++++ MATERIAL PROVIDED
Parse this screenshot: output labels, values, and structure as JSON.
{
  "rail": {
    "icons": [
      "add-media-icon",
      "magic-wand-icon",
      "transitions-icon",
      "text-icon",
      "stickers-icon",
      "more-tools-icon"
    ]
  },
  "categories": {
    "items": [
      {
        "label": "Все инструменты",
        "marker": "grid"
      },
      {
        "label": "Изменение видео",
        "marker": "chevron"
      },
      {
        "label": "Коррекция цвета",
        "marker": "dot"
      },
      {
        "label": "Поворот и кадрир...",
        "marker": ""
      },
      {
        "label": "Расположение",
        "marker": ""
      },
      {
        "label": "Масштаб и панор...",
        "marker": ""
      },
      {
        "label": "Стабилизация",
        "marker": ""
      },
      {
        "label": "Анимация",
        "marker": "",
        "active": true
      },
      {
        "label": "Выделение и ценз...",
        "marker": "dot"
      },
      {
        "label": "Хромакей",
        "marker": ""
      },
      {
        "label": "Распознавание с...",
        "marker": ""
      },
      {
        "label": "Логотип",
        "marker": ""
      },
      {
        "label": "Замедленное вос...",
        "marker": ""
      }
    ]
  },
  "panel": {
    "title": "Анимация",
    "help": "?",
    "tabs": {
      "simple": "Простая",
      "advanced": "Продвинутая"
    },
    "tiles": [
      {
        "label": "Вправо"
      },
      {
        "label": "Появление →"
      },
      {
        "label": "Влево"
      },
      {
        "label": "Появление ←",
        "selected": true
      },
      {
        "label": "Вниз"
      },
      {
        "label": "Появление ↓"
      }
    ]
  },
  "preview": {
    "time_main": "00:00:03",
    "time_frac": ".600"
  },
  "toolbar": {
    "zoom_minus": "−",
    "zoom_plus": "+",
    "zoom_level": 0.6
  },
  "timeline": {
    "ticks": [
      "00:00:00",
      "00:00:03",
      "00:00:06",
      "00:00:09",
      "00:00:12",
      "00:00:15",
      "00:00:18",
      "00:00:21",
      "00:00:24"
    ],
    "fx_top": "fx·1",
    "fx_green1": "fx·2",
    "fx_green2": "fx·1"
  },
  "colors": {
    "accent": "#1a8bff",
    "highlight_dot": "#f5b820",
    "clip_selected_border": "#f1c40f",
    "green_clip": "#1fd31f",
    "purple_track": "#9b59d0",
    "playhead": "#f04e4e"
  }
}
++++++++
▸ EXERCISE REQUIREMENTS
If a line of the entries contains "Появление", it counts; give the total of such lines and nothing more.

▸ SOLUTION
3